ACTIVITY ▸ In the entries below, spot each line with the word "this" and copy it.

[App and web page records]
Segment Open

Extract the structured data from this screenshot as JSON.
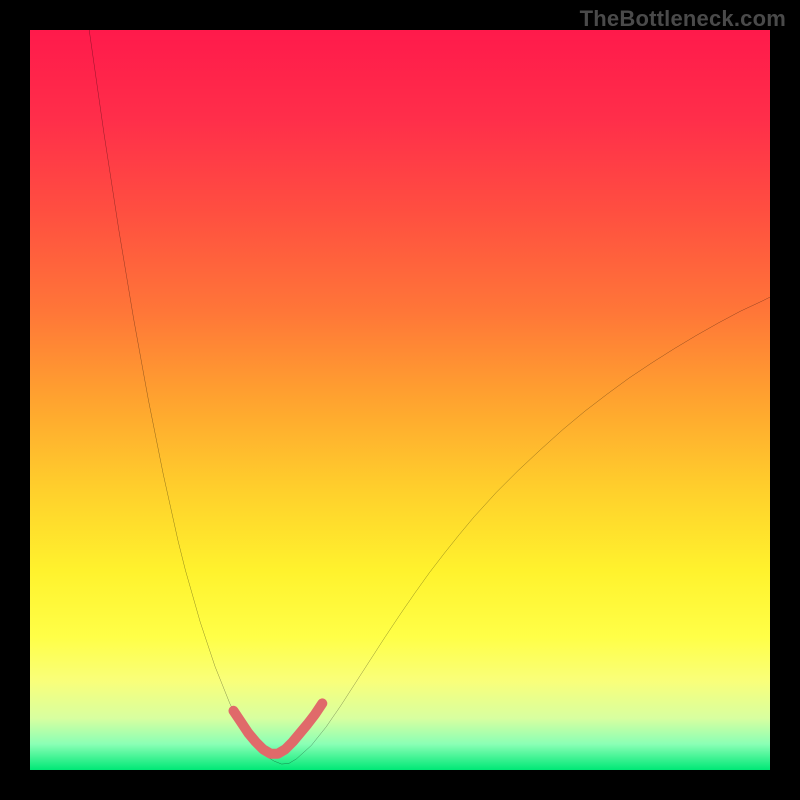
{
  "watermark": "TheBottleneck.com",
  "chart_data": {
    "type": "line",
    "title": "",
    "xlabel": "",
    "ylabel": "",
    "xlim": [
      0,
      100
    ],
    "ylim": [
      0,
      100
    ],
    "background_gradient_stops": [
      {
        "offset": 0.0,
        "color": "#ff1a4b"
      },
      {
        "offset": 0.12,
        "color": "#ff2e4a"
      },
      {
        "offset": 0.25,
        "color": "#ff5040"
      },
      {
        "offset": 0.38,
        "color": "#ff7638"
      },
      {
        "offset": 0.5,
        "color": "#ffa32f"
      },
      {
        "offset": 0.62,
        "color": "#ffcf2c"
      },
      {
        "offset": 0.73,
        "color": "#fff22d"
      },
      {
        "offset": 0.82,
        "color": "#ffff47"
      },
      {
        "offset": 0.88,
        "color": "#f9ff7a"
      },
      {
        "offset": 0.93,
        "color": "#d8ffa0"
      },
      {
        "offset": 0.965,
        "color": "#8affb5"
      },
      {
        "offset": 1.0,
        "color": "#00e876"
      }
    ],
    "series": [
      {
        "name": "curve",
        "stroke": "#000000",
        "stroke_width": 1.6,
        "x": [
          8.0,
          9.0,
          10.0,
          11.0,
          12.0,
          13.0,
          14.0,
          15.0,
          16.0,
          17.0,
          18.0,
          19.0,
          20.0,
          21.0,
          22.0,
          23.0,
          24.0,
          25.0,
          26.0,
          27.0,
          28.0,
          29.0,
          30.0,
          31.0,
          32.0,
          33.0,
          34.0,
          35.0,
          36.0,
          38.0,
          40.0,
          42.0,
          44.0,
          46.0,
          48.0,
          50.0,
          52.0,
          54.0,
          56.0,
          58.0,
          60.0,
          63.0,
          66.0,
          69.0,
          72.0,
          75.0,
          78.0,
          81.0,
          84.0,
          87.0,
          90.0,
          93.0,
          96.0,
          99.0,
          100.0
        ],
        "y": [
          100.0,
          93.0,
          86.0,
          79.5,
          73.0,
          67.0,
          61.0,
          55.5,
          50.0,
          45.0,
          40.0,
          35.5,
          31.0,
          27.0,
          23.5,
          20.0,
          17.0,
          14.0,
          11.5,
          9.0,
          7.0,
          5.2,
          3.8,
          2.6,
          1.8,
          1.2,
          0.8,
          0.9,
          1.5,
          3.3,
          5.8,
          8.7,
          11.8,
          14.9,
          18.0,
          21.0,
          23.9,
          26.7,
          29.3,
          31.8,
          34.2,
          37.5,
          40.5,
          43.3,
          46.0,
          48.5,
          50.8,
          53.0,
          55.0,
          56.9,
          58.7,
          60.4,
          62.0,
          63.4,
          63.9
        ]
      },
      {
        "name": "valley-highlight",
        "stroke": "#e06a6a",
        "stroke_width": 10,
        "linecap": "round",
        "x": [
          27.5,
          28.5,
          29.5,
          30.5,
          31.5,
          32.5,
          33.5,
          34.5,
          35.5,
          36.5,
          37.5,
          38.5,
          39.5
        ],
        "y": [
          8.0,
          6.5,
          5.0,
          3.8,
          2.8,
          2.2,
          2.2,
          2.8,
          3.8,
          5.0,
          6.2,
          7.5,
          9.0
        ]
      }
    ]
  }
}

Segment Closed
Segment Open

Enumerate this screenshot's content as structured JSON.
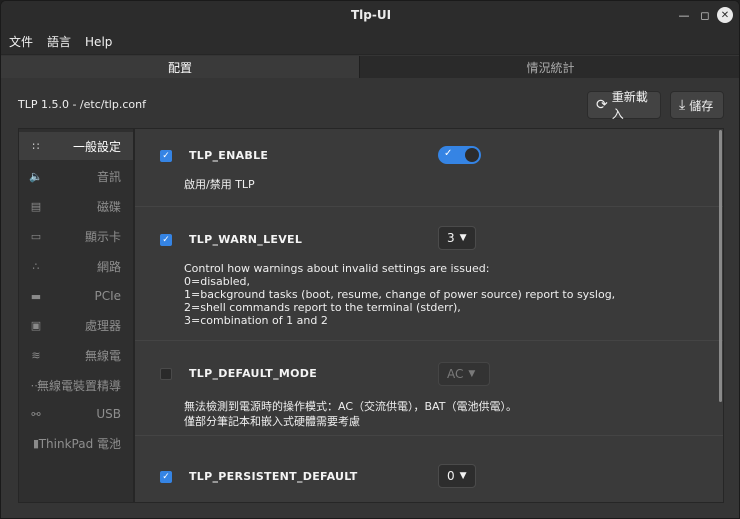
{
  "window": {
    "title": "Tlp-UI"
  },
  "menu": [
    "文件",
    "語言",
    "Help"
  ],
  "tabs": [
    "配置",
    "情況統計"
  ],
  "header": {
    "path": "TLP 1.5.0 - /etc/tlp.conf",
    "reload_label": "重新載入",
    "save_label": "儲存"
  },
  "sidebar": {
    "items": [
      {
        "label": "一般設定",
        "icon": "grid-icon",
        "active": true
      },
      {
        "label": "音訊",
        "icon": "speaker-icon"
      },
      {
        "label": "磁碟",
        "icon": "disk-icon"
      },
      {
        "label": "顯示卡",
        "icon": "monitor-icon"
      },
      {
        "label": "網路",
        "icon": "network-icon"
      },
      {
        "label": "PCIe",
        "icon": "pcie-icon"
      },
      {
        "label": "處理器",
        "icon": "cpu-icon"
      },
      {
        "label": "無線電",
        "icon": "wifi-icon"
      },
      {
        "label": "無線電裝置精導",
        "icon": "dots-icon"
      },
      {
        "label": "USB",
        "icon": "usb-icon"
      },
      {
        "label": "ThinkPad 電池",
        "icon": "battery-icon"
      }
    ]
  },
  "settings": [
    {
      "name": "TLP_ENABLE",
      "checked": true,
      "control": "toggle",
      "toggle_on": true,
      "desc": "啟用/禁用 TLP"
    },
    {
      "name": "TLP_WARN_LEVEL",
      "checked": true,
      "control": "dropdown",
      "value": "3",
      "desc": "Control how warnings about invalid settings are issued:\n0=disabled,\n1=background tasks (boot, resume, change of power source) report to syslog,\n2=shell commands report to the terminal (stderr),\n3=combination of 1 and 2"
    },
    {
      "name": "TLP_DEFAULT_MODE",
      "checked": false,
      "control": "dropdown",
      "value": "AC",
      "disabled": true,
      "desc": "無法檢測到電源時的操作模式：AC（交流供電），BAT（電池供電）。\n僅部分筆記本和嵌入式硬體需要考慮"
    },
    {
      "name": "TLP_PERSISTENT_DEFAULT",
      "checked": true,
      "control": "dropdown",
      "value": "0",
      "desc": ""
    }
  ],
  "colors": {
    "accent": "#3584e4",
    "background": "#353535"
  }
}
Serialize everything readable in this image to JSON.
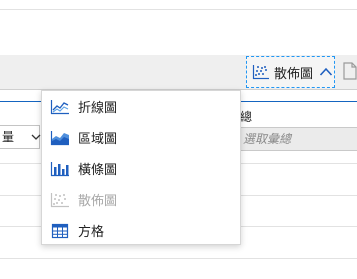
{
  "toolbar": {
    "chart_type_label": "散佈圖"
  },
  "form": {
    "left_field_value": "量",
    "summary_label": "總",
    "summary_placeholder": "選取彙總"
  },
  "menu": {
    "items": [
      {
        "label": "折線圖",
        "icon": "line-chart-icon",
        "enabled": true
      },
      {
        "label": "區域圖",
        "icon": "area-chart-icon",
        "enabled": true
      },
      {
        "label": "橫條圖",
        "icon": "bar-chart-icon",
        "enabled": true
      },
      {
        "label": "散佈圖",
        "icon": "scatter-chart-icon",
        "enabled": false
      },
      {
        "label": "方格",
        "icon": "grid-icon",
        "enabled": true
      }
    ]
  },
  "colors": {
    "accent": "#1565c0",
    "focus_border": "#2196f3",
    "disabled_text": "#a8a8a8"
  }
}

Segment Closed
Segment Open

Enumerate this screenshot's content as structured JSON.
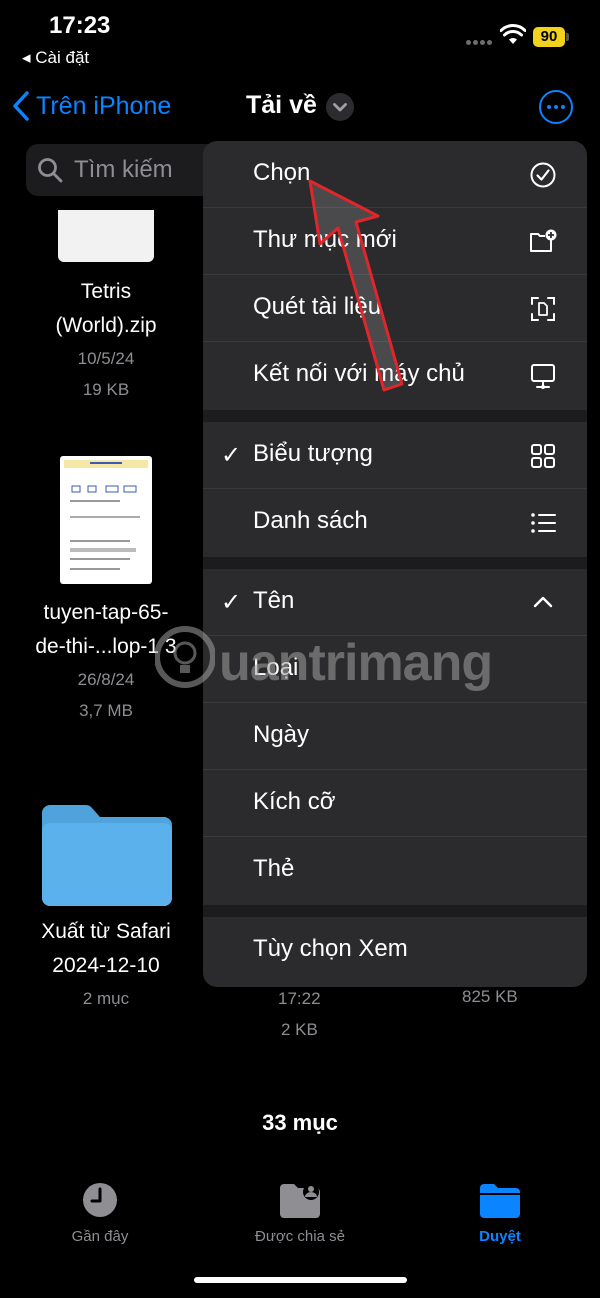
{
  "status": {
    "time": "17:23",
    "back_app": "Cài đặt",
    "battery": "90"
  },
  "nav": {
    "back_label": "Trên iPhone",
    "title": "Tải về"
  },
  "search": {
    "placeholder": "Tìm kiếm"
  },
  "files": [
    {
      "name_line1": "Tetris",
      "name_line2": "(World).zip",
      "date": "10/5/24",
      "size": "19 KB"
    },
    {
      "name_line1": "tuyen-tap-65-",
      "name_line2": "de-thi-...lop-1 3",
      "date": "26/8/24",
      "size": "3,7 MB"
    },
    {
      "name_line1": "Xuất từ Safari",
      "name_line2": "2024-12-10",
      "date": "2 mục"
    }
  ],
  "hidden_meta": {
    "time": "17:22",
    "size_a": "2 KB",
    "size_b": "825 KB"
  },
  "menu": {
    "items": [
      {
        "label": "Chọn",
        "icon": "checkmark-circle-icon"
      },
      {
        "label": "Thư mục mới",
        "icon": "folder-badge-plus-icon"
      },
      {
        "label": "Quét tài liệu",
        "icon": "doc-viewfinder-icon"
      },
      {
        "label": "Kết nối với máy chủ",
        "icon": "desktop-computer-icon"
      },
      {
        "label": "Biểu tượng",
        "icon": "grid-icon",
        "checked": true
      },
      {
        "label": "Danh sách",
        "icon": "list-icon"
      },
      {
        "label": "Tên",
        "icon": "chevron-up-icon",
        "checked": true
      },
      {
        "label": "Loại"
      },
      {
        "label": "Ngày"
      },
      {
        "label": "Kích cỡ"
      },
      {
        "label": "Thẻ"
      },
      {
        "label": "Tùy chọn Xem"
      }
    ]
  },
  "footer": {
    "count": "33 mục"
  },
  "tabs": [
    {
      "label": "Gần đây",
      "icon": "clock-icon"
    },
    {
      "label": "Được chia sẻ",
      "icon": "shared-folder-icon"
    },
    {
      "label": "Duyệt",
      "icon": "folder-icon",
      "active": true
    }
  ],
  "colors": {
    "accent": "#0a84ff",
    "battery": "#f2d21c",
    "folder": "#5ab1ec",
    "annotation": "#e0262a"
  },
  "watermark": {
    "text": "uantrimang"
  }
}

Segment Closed

REPLY TO THE TASK ▸
Extract the structured data from this screenshot as JSON.
Enumerate this screenshot's content as structured JSON.
Serialize everything readable in this image to JSON.
Enumerate this screenshot's content as structured JSON.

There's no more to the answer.